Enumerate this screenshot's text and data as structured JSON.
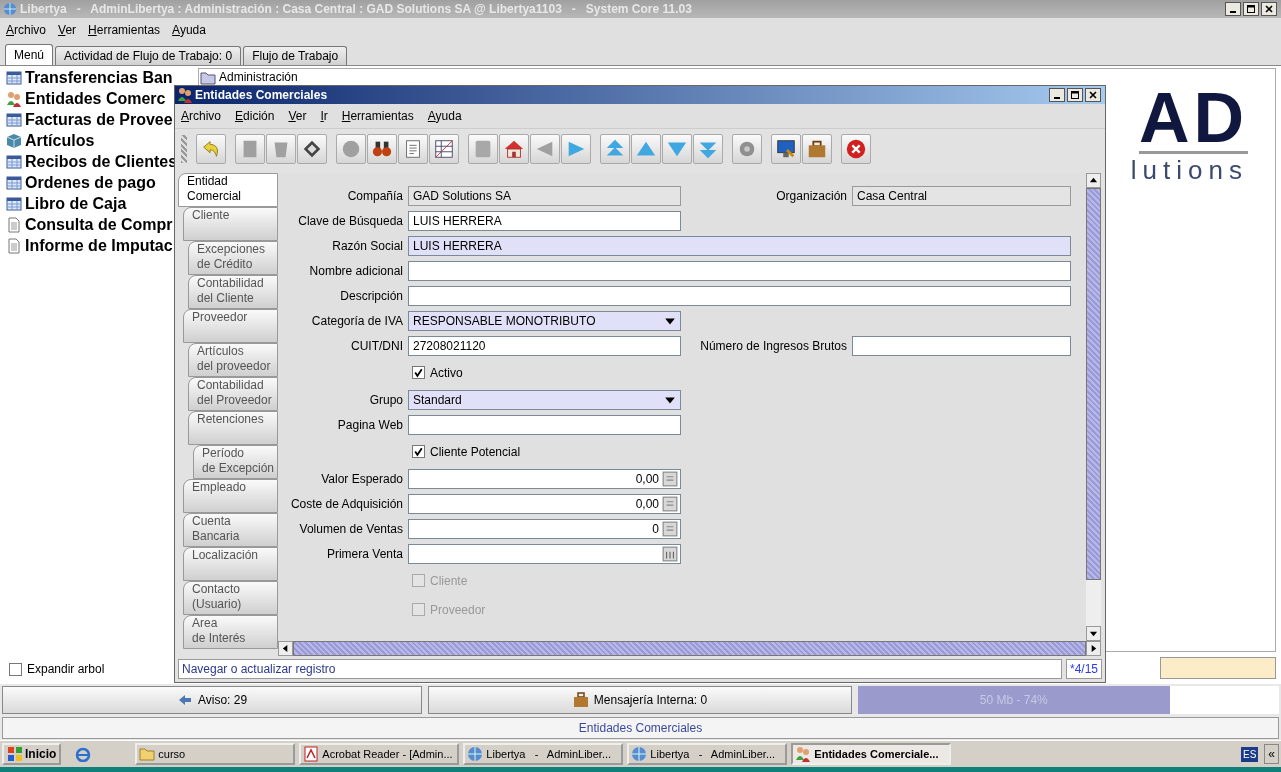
{
  "window": {
    "title": "Libertya   -   AdminLibertya : Administración : Casa Central : GAD Solutions SA @ Libertya1103   -   System Core 11.03"
  },
  "menu": [
    "Archivo",
    "Ver",
    "Herramientas",
    "Ayuda"
  ],
  "tabs": [
    {
      "label": "Menú",
      "selected": true
    },
    {
      "label": "Actividad de Flujo de Trabajo: 0",
      "selected": false
    },
    {
      "label": "Flujo de Trabajo",
      "selected": false
    }
  ],
  "menu_tree": [
    {
      "label": "Transferencias Ban",
      "kind": "window"
    },
    {
      "label": "Entidades Comerc",
      "kind": "people"
    },
    {
      "label": "Facturas de Provee",
      "kind": "window"
    },
    {
      "label": "Artículos",
      "kind": "box"
    },
    {
      "label": "Recibos de Clientes",
      "kind": "window"
    },
    {
      "label": "Ordenes de pago",
      "kind": "window"
    },
    {
      "label": "Libro de Caja",
      "kind": "window"
    },
    {
      "label": "Consulta de Compr",
      "kind": "doc"
    },
    {
      "label": "Informe de Imputac",
      "kind": "doc"
    }
  ],
  "expand_tree": {
    "label": "Expandir arbol",
    "checked": false
  },
  "tree_node": "Administración",
  "logo": {
    "line_1": "AD",
    "line_2": "lutions"
  },
  "inner_window": {
    "title": "Entidades Comerciales",
    "menu": [
      "Archivo",
      "Edición",
      "Ver",
      "Ir",
      "Herramientas",
      "Ayuda"
    ],
    "record_tabs": [
      {
        "label": "Entidad\nComercial",
        "selected": true,
        "children": [
          {
            "label": "Cliente",
            "selected": false,
            "children": [
              {
                "label": "Excepciones\nde Crédito",
                "selected": false
              },
              {
                "label": "Contabilidad\ndel Cliente",
                "selected": false
              }
            ]
          },
          {
            "label": "Proveedor",
            "selected": false,
            "children": [
              {
                "label": "Artículos\ndel proveedor",
                "selected": false
              },
              {
                "label": "Contabilidad\ndel Proveedor",
                "selected": false
              },
              {
                "label": "Retenciones",
                "selected": false,
                "children": [
                  {
                    "label": "Período\nde Excepción",
                    "selected": false
                  }
                ]
              }
            ]
          },
          {
            "label": "Empleado",
            "selected": false
          },
          {
            "label": "Cuenta\nBancaria",
            "selected": false
          },
          {
            "label": "Localización",
            "selected": false
          },
          {
            "label": "Contacto\n(Usuario)",
            "selected": false
          },
          {
            "label": "Area\nde Interés",
            "selected": false
          }
        ]
      }
    ],
    "form_rows": [
      {
        "fields": [
          {
            "kind": "text",
            "label": "Compañía",
            "value": "GAD Solutions SA",
            "readonly": true,
            "mandatory": false
          },
          {
            "kind": "text",
            "label": "Organización",
            "value": "Casa Central",
            "readonly": true,
            "mandatory": false
          }
        ]
      },
      {
        "fields": [
          {
            "kind": "text",
            "label": "Clave de Búsqueda",
            "value": "LUIS HERRERA",
            "readonly": false,
            "mandatory": false
          }
        ]
      },
      {
        "fields": [
          {
            "kind": "long-text",
            "label": "Razón Social",
            "value": "LUIS HERRERA",
            "readonly": false,
            "mandatory": true
          }
        ]
      },
      {
        "fields": [
          {
            "kind": "long-text",
            "label": "Nombre adicional",
            "readonly": false,
            "mandatory": false
          }
        ]
      },
      {
        "fields": [
          {
            "kind": "long-text",
            "label": "Descripción",
            "readonly": false,
            "mandatory": false
          }
        ]
      },
      {
        "fields": [
          {
            "kind": "combo",
            "label": "Categoría de IVA",
            "value": "RESPONSABLE MONOTRIBUTO",
            "readonly": false,
            "mandatory": true
          }
        ]
      },
      {
        "fields": [
          {
            "kind": "text",
            "label": "CUIT/DNI",
            "value": "27208021120",
            "readonly": false,
            "mandatory": false
          },
          {
            "kind": "text",
            "label": "Número de Ingresos Brutos",
            "readonly": false,
            "mandatory": false
          }
        ]
      },
      {
        "fields": [
          {
            "kind": "checkbox",
            "label": "Activo",
            "checked": true,
            "disabled": false
          }
        ]
      },
      {
        "fields": [
          {
            "kind": "combo",
            "label": "Grupo",
            "value": "Standard",
            "readonly": false,
            "mandatory": true
          }
        ]
      },
      {
        "fields": [
          {
            "kind": "text",
            "label": "Pagina Web",
            "readonly": false,
            "mandatory": false
          }
        ]
      },
      {
        "fields": [
          {
            "kind": "checkbox",
            "label": "Cliente Potencial",
            "checked": true,
            "disabled": false
          }
        ]
      },
      {
        "fields": [
          {
            "kind": "number",
            "label": "Valor Esperado",
            "value": "0,00",
            "readonly": false,
            "mandatory": false
          }
        ]
      },
      {
        "fields": [
          {
            "kind": "number",
            "label": "Coste de Adquisición",
            "value": "0,00",
            "readonly": false,
            "mandatory": false
          }
        ]
      },
      {
        "fields": [
          {
            "kind": "number",
            "label": "Volumen de Ventas",
            "value": "0",
            "readonly": false,
            "mandatory": false
          }
        ]
      },
      {
        "fields": [
          {
            "kind": "date",
            "label": "Primera Venta",
            "readonly": false,
            "mandatory": false
          }
        ]
      },
      {
        "fields": [
          {
            "kind": "checkbox",
            "label": "Cliente",
            "checked": false,
            "disabled": true
          }
        ]
      },
      {
        "fields": [
          {
            "kind": "checkbox",
            "label": "Proveedor",
            "checked": false,
            "disabled": true
          }
        ]
      }
    ],
    "status": "Navegar o actualizar registro",
    "record_count": "*4/15"
  },
  "bottom_bar": {
    "notice": "Aviso: 29",
    "messages": "Mensajería Interna: 0",
    "memory": {
      "reading": "50 Mb - 74%",
      "level": 0.74
    }
  },
  "status_label": "Entidades Comerciales",
  "taskbar": {
    "start": "Inicio",
    "items": [
      {
        "label": "curso",
        "kind": "folder",
        "selected": false
      },
      {
        "label": "Acrobat Reader - [Admin...",
        "kind": "acrobat",
        "selected": false
      },
      {
        "label": "Libertya   -   AdminLiber...",
        "kind": "globe",
        "selected": false
      },
      {
        "label": "Libertya   -   AdminLiber...",
        "kind": "globe",
        "selected": false
      },
      {
        "label": "Entidades Comerciale...",
        "kind": "people",
        "selected": true
      }
    ],
    "language": "ES",
    "collapse": "«"
  }
}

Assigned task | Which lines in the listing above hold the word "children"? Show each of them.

Task response |
        "children": [
            "children": [
            "children": [
                "children": [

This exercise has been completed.